Is Kenneth Feinberg’s credibility as administrator of the Gulf Coast Claims Facility totally shot? If it isn’t, it should be.
I’ve got a post on the BP-Claims-Report.com blog with a video of Feinberg addressing a meeting of Gulf oil spill victims in Larose, Louisiana in June 2010. Feinberg made a lot of promises, but the most appalling thing about the video was his emphatic “pledge” to the people of Larose. You can read the entire post here: BP Claims Czar Kenneth Feinberg â€“ Promises Made to be Broken.
The Feinberg Pledge came after almost 5 minutes of telling desperate people that he was going to tell them exactly how the program would work. He said they deserved to know. Here are some of the things Feinberg said:
- “A program like this cannot be designed or administered from Washington.”
- “You guys need certainty. Let me tell you the plan.”

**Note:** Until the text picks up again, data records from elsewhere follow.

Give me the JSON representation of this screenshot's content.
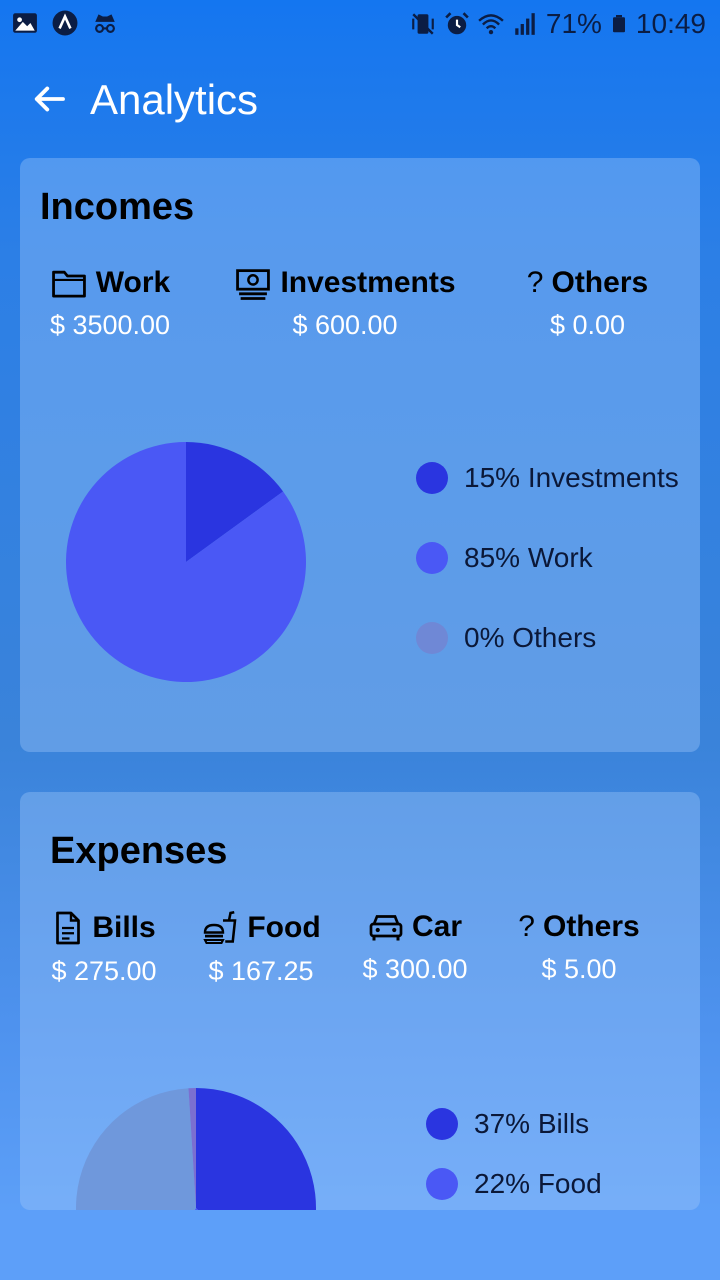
{
  "status_bar": {
    "battery": "71%",
    "time": "10:49",
    "icons": [
      "image-icon",
      "app-a-icon",
      "incognito-icon",
      "vibrate-icon",
      "alarm-icon",
      "wifi-icon",
      "signal-icon",
      "battery-icon"
    ]
  },
  "header": {
    "title": "Analytics"
  },
  "incomes": {
    "title": "Incomes",
    "categories": [
      {
        "label": "Work",
        "amount": "$ 3500.00",
        "icon": "folder-icon"
      },
      {
        "label": "Investments",
        "amount": "$ 600.00",
        "icon": "money-icon"
      },
      {
        "label": "Others",
        "amount": "$ 0.00",
        "icon": "question-icon"
      }
    ],
    "legend": [
      {
        "label": "15% Investments",
        "color": "#2a35e0"
      },
      {
        "label": "85% Work",
        "color": "#4a58f5"
      },
      {
        "label": "0% Others",
        "color": "#6f88d6"
      }
    ],
    "pie": [
      {
        "name": "Investments",
        "value": 15,
        "color": "#2a35e0"
      },
      {
        "name": "Work",
        "value": 85,
        "color": "#4a58f5"
      },
      {
        "name": "Others",
        "value": 0,
        "color": "#6f88d6"
      }
    ]
  },
  "expenses": {
    "title": "Expenses",
    "categories": [
      {
        "label": "Bills",
        "amount": "$ 275.00",
        "icon": "document-icon"
      },
      {
        "label": "Food",
        "amount": "$ 167.25",
        "icon": "fastfood-icon"
      },
      {
        "label": "Car",
        "amount": "$ 300.00",
        "icon": "car-icon"
      },
      {
        "label": "Others",
        "amount": "$ 5.00",
        "icon": "question-icon"
      }
    ],
    "legend": [
      {
        "label": "37% Bills",
        "color": "#2a35e0"
      },
      {
        "label": "22% Food",
        "color": "#4a58f5"
      }
    ],
    "pie": [
      {
        "name": "Bills",
        "value": 37,
        "color": "#2a35e0"
      },
      {
        "name": "Food",
        "value": 22,
        "color": "#4a58f5"
      },
      {
        "name": "Car",
        "value": 40,
        "color": "#6f98dc"
      },
      {
        "name": "Others",
        "value": 1,
        "color": "#7b6fd0"
      }
    ]
  },
  "colors": {
    "accent": "#1476f0",
    "card": "#a0c8fa",
    "amount_text": "#ffffff"
  }
}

- “I am not a government official. I am not a BP official.”
- “I will keep the people that are already working on this program. I will add additional people. But the additional people I add must come from the region. They’ve got to be people, they have to be local people that are trusted, that know their neighbors, that understand better than I ever could exactly what the needs and wants are of the people in the locale.”
- “I have to make sure that the people on the ground that are evaluating the claims are local, diverse, understand, and are sensitive to those needs. I pledge I will do that. “
But these things aren’t true. In a September 16, 2010 article, Feinberg admitted he has hired no local employees. The only employees he has hired is 25 people in his Washington, D.C. office. These employees have final approval over all claims, which sounds a whole lot like a program being administered in Washington, D.C. Here’s what the interview with Feinberg revealed:
- “The last stop on the claims process is in Washington, D.C.,” Feinberg said. “All claims must go through this hub to ensure consistency. There are 25 employees in my office reviewing and finalizing claims.”
- If anything, Feinberg said that he would decrease the number of adjusters he has working in the Gulf as the volume of claims eases.
One can argue that Feinberg’s broken promises about paying claims within 48 were the result of underestimating the difficulty of the job. (I don’t buy this for reasons I will explain later in another post). But Feinberg didn’t unintentionally break his pledge. It’s sad that his pledge is worthless. It’s even sadder that he seems to have no sense of shame about it.
As someone who posted a hopeful article after the $20 billion fund was created and Feinberg was appointed administrator, I wanted to believe that Feinberg would actually be a blessing to people on the Gulf. But I believe it’s become obvious that’s not going to happen. At this point, I think it’s reasonable for Gulf residents to view Kenneth Feinberg as an adversary.
If you filed a BP claim with the Gulf Coast Claims Facility, you can share your experiences and opinions on our BP Claims Report Card and the Kenneth Feinberg Confidence Survey. You can also express your opinions on our BP Claims Help Facebook page.